In a bizarre case of God versus the City of Merced, in California, a couple of nuns are currently battling it out against the local government in an effort to maintain the freedom to manufacture cannabis products for people suffering from pain.
Sister Kate and Sister Darcey, the dynamic duo known as the “Sisters of the Valley,” which strangely pledges no real allegiance to the man upstairs, only to their mission to cure the sick with the healing powers of the cannabis plant, have locked horns with the Merced City Council over a proposed ban on cannabis cultivation that could undoubtedly end their mission to work in medical marijuana and, even worse, cripple their livelihood.

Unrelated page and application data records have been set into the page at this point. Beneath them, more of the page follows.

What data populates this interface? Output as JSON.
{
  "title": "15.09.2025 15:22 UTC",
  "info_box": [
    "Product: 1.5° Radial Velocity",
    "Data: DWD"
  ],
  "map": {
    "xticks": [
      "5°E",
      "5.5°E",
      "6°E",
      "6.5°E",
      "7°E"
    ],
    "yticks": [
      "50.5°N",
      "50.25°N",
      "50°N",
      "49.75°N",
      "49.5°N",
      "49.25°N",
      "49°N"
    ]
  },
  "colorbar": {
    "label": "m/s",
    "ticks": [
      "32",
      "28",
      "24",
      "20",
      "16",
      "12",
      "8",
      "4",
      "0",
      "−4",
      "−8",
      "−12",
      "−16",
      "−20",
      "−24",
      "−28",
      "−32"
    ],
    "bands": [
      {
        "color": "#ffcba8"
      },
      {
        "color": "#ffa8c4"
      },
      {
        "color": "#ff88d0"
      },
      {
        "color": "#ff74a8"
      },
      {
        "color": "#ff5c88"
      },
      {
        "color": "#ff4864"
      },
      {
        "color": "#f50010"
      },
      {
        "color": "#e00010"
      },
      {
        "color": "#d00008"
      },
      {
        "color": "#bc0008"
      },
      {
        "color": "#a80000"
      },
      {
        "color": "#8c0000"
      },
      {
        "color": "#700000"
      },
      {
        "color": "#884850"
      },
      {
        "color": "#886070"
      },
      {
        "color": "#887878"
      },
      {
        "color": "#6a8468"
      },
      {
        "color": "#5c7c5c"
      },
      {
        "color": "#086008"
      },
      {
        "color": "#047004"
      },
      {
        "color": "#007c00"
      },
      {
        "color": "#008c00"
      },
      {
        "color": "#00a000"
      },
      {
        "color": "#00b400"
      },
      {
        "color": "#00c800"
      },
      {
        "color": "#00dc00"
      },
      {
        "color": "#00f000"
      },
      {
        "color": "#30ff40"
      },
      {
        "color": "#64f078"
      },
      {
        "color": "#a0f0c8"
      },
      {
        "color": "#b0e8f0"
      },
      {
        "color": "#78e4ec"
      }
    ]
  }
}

For the past year, the sisters have been using a small pot garden to produce cannabis-based salves, tonics and tinctures, which are then packaged and sold on the Internet, mostly to cancer patients. The products are rich in cannabidiol or CBD and do not contain THC, the psychoactive compound responsible for producing the stoned effects associated with marijuana use.

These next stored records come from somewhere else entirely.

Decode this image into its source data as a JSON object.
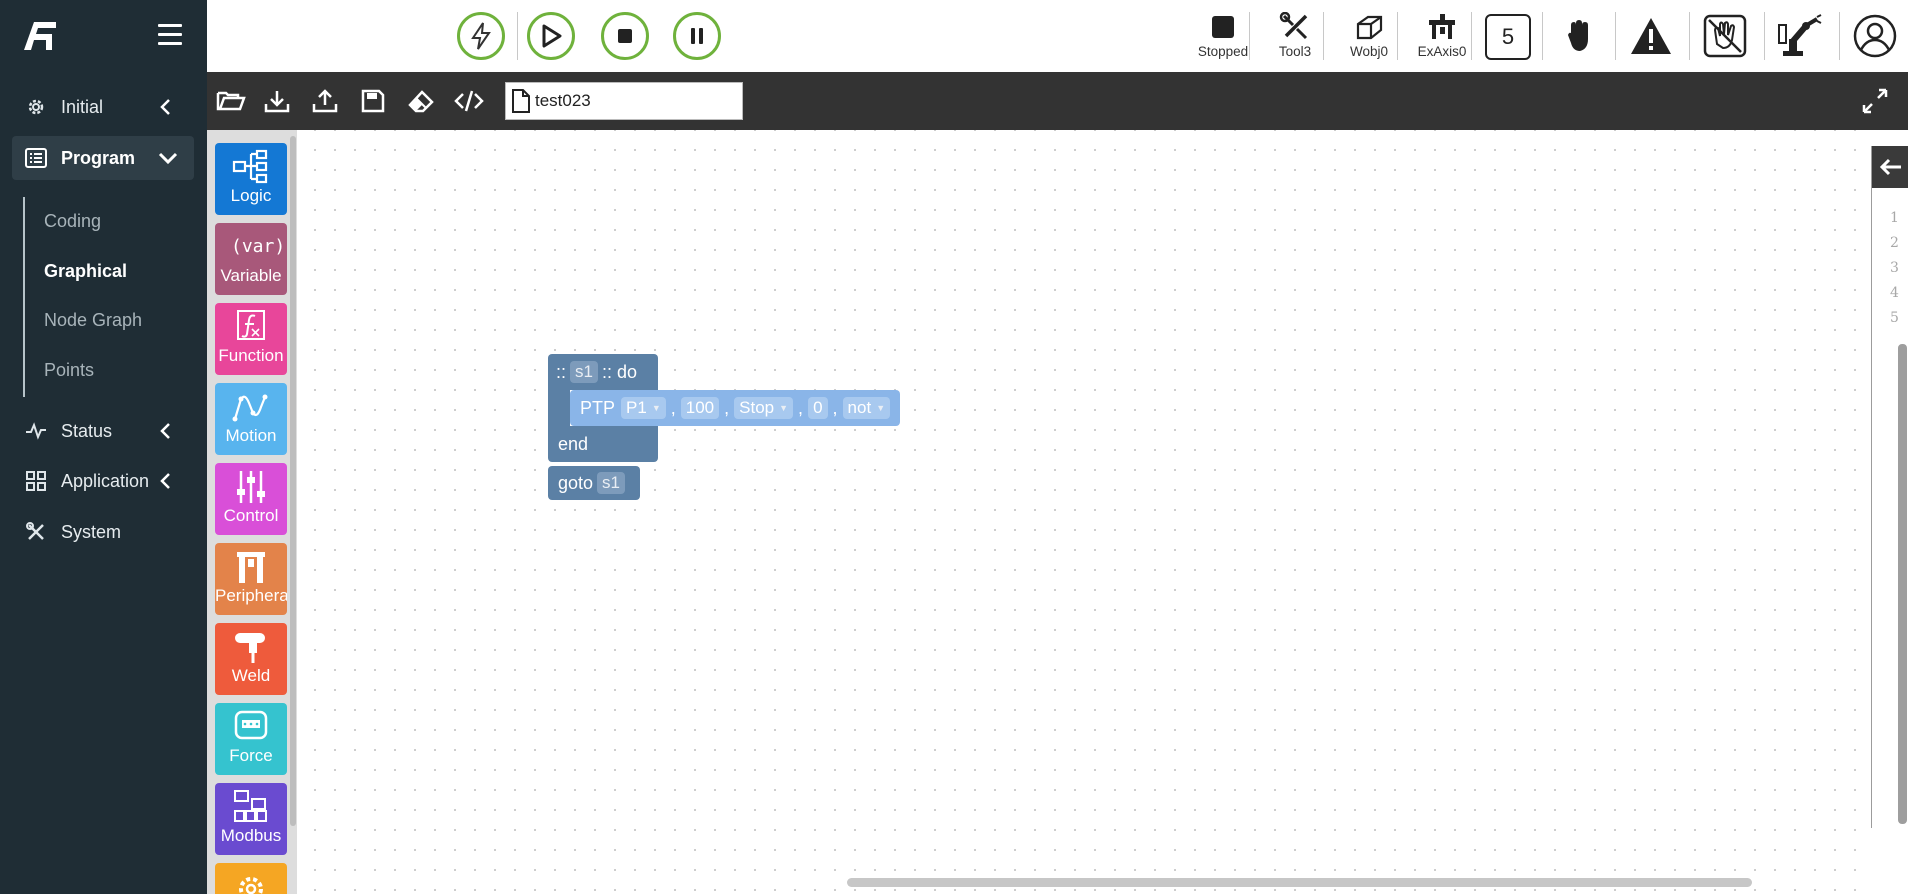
{
  "colors": {
    "sidebar_bg": "#1f2d35",
    "run_green": "#6fb23c",
    "toolbar_bg": "#333333",
    "block_blue": "#5b80a5",
    "ptp_blue": "#8ab5e8"
  },
  "sidebar": {
    "logo_icon": "brand-logo-icon",
    "menu_icon": "hamburger-icon",
    "items": [
      {
        "label": "Initial",
        "icon": "gear-icon"
      },
      {
        "label": "Program",
        "icon": "program-list-icon"
      },
      {
        "label": "Status",
        "icon": "pulse-icon"
      },
      {
        "label": "Application",
        "icon": "grid-icon"
      },
      {
        "label": "System",
        "icon": "tools-icon"
      }
    ],
    "program_sub": [
      {
        "label": "Coding"
      },
      {
        "label": "Graphical"
      },
      {
        "label": "Node Graph"
      },
      {
        "label": "Points"
      }
    ]
  },
  "topbar": {
    "run_buttons": [
      "power-bolt-icon",
      "play-icon",
      "stop-icon",
      "pause-icon"
    ],
    "status": [
      {
        "label": "Stopped",
        "icon": "stopped-square-icon"
      },
      {
        "label": "Tool3",
        "icon": "wrench-icon"
      },
      {
        "label": "Wobj0",
        "icon": "cube-icon"
      },
      {
        "label": "ExAxis0",
        "icon": "ext-axis-icon"
      }
    ],
    "speed_value": "5",
    "right_icons": [
      "hand-icon",
      "warning-icon",
      "hand-guard-icon",
      "robot-arm-icon",
      "user-icon"
    ]
  },
  "toolbar": {
    "buttons": [
      "open-folder-icon",
      "import-icon",
      "export-icon",
      "save-icon",
      "eraser-icon",
      "code-icon"
    ],
    "file_name": "test023",
    "expand_icon": "expand-icon"
  },
  "palette": [
    {
      "label": "Logic",
      "color": "#1478d4",
      "icon": "logic-tree-icon"
    },
    {
      "label": "Variable",
      "color": "#a8587a",
      "icon": "var-icon",
      "icon_text": "(var)"
    },
    {
      "label": "Function",
      "color": "#e8469a",
      "icon": "function-fx-icon"
    },
    {
      "label": "Motion",
      "color": "#58b4ee",
      "icon": "motion-curve-icon"
    },
    {
      "label": "Control",
      "color": "#d94fd8",
      "icon": "control-sliders-icon"
    },
    {
      "label": "Peripheral",
      "color": "#e3834a",
      "icon": "peripheral-gripper-icon"
    },
    {
      "label": "Weld",
      "color": "#ee5b3c",
      "icon": "weld-torch-icon"
    },
    {
      "label": "Force",
      "color": "#35c3cf",
      "icon": "force-sensor-icon"
    },
    {
      "label": "Modbus",
      "color": "#6a4bd0",
      "icon": "modbus-network-icon"
    },
    {
      "label": "",
      "color": "#f5a623",
      "icon": "settings-gear-icon"
    }
  ],
  "workspace": {
    "label_block": {
      "prefix": "::",
      "name": "s1",
      "suffix": ":: do"
    },
    "ptp_block": {
      "keyword": "PTP",
      "point": "P1",
      "speed": "100",
      "mode": "Stop",
      "value": "0",
      "flag": "not"
    },
    "end_label": "end",
    "goto_block": {
      "keyword": "goto",
      "target": "s1"
    }
  },
  "right_panel": {
    "toggle_icon": "arrow-left-icon",
    "line_numbers": [
      "1",
      "2",
      "3",
      "4",
      "5"
    ]
  }
}
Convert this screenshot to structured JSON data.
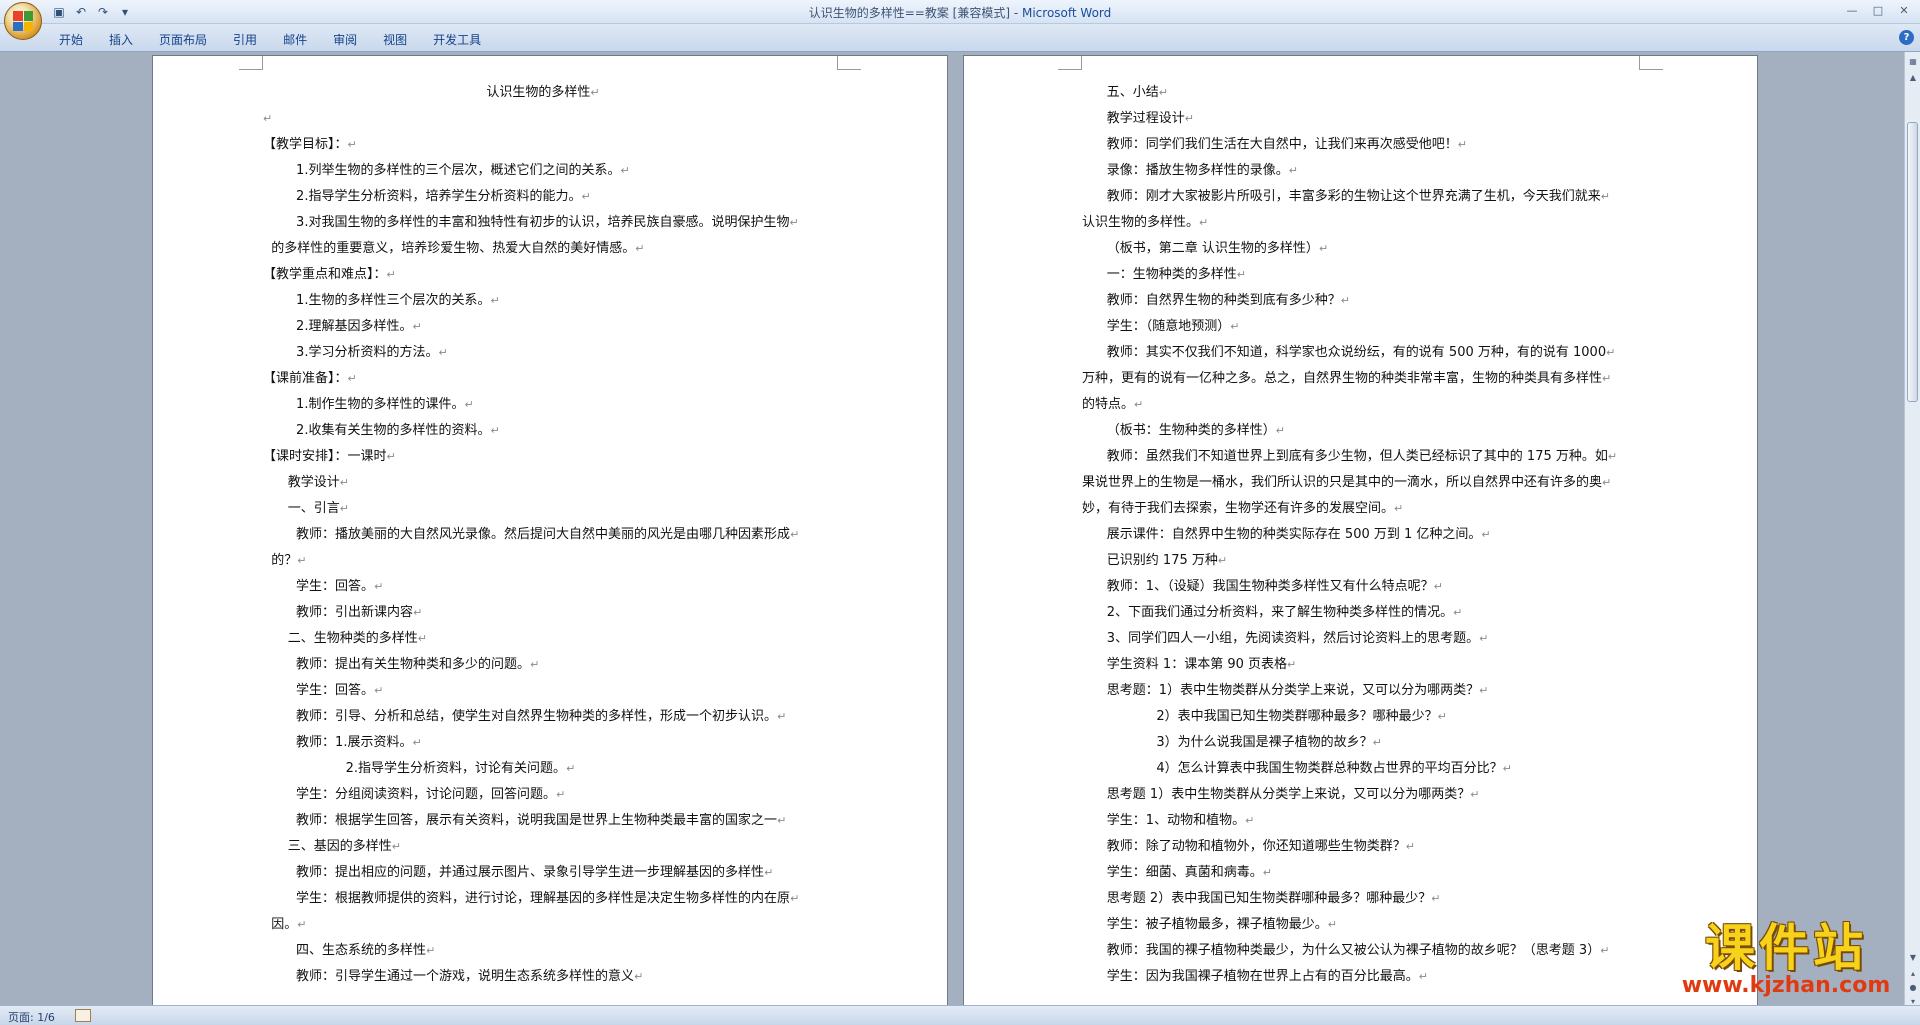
{
  "window": {
    "title": "认识生物的多样性==教案 [兼容模式] - ",
    "app_name": "Microsoft Word",
    "controls": [
      "—",
      "□",
      "✕"
    ]
  },
  "ribbon": {
    "tabs": [
      "开始",
      "插入",
      "页面布局",
      "引用",
      "邮件",
      "审阅",
      "视图",
      "开发工具"
    ],
    "help": "?"
  },
  "document": {
    "left_page_lines": [
      "认识生物的多样性",
      "",
      "【教学目标】：",
      "        1.列举生物的多样性的三个层次，概述它们之间的关系。",
      "        2.指导学生分析资料，培养学生分析资料的能力。",
      "        3.对我国生物的多样性的丰富和独特性有初步的认识，培养民族自豪感。说明保护生物",
      "  的多样性的重要意义，培养珍爱生物、热爱大自然的美好情感。",
      "【教学重点和难点】：",
      "        1.生物的多样性三个层次的关系。",
      "        2.理解基因多样性。",
      "        3.学习分析资料的方法。",
      "【课前准备】：",
      "        1.制作生物的多样性的课件。",
      "        2.收集有关生物的多样性的资料。",
      "【课时安排】：一课时",
      "      教学设计",
      "      一、引言",
      "        教师：播放美丽的大自然风光录像。然后提问大自然中美丽的风光是由哪几种因素形成",
      "  的？",
      "        学生：回答。",
      "        教师：引出新课内容",
      "      二、生物种类的多样性",
      "        教师：提出有关生物种类和多少的问题。",
      "        学生：回答。",
      "        教师：引导、分析和总结，使学生对自然界生物种类的多样性，形成一个初步认识。",
      "        教师：1.展示资料。",
      "                    2.指导学生分析资料，讨论有关问题。",
      "        学生：分组阅读资料，讨论问题，回答问题。",
      "        教师：根据学生回答，展示有关资料，说明我国是世界上生物种类最丰富的国家之一",
      "      三、基因的多样性",
      "        教师：提出相应的问题，并通过展示图片、录象引导学生进一步理解基因的多样性",
      "        学生：根据教师提供的资料，进行讨论，理解基因的多样性是决定生物多样性的内在原",
      "  因。",
      "        四、生态系统的多样性",
      "        教师：引导学生通过一个游戏，说明生态系统多样性的意义"
    ],
    "right_page_lines": [
      "      五、小结",
      "      教学过程设计",
      "      教师：同学们我们生活在大自然中，让我们来再次感受他吧！",
      "      录像：播放生物多样性的录像。",
      "      教师：刚才大家被影片所吸引，丰富多彩的生物让这个世界充满了生机，今天我们就来",
      "认识生物的多样性。",
      "      （板书，第二章 认识生物的多样性）",
      "      一：生物种类的多样性",
      "      教师：自然界生物的种类到底有多少种？",
      "      学生：（随意地预测）",
      "      教师：其实不仅我们不知道，科学家也众说纷纭，有的说有 500 万种，有的说有 1000",
      "万种，更有的说有一亿种之多。总之，自然界生物的种类非常丰富，生物的种类具有多样性",
      "的特点。",
      "      （板书：生物种类的多样性）",
      "      教师：虽然我们不知道世界上到底有多少生物，但人类已经标识了其中的 175 万种。如",
      "果说世界上的生物是一桶水，我们所认识的只是其中的一滴水，所以自然界中还有许多的奥",
      "妙，有待于我们去探索，生物学还有许多的发展空间。",
      "      展示课件：自然界中生物的种类实际存在 500 万到 1 亿种之间。",
      "      已识别约 175 万种",
      "      教师：1、（设疑）我国生物种类多样性又有什么特点呢？",
      "      2、下面我们通过分析资料，来了解生物种类多样性的情况。",
      "      3、同学们四人一小组，先阅读资料，然后讨论资料上的思考题。",
      "      学生资料 1：课本第 90 页表格",
      "      思考题：1）表中生物类群从分类学上来说，又可以分为哪两类？",
      "                  2）表中我国已知生物类群哪种最多？哪种最少？",
      "                  3）为什么说我国是裸子植物的故乡？",
      "                  4）怎么计算表中我国生物类群总种数占世界的平均百分比？",
      "      思考题 1）表中生物类群从分类学上来说，又可以分为哪两类？",
      "      学生：1、动物和植物。",
      "      教师：除了动物和植物外，你还知道哪些生物类群？",
      "      学生：细菌、真菌和病毒。",
      "      思考题 2）表中我国已知生物类群哪种最多？哪种最少？",
      "      学生：被子植物最多，裸子植物最少。",
      "      教师：我国的裸子植物种类最少，为什么又被公认为裸子植物的故乡呢？（思考题 3）",
      "      学生：因为我国裸子植物在世界上占有的百分比最高。"
    ]
  },
  "status_bar": {
    "page_indicator": "页面: 1/6"
  },
  "watermark": {
    "text": "课件站",
    "url": "www.kjzhan.com"
  }
}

“We make CBD oil, which takes away seizures and a million other things,” said Sister Kate. “It’s very high in demand from cancer patients right now. And we make a salve that’s a multi-purpose salve, but we found out it cures migraines, hangovers, earaches, toothaches and diaper rash.”
According to ABC 30, the city of Merced is hell bent on running the sisters out of town on a rail.
“Yes it’s frustrating to me because there are all of these people with negative attitudes about something that is truly God’s gift,” said Sister Darcey.
At the core of this debate is a typo on a bill that gives cities like Merced the option to either opt in or out of medical marijuana by March 1. On Monday, the Merced City Council unanimously passed an ordinance that allows the city to maintain control over pot cultivation and sales. This was done to prevent the Medical Marijuana Regulation and Safety Act that was signed last year by Governor Jerry Brown from assuming control over their local rules, which would have forced the city to deal with the reality of legal medical marijuana.
A report in the Merced Sun Starsuggests the ban is only temporary until the council can thoroughly evaluate what is at stake and draft a proper ordinance. So far, around 19 cities throughout the state of California have imposed bans on medical marijuana dispensaries, while several more are considering a variety of other bans and restrictions.
Next week, however, the Sisters of the Valley plan to plead their case before the Merced City Council votes on whether to continue allowing personal cultivation. The final decision on this matter could end up forcing the sisters out of business or strong-arm them into moving to a jurisdiction more receptive to the ways of the state.
Merced Councilman Kevin Blake believes the debate surrounding the local ordinance will be alleviated within the next couple of years, especially since California is poised to legalize marijuana for recreational purposes in the November election.
“I give it a year or two and this may all be irrelevant,” he said.
Furthermore, State Assemblyman Jim Wood, one of the primary authors of the Medical Marijuana Regulation and Safety Act, plans to correct the deadline error that has promoted so many cities to into a frenzy to ban elements of medical marijuana. The lawmaker recently told The Los Angeles Times that he was preparing to submit emergency legislation to eliminate the date before cities like Merced can take action.
Do these nuns have a higher calling? Should patients in medical marijuana states be allowed to grow their own medicine?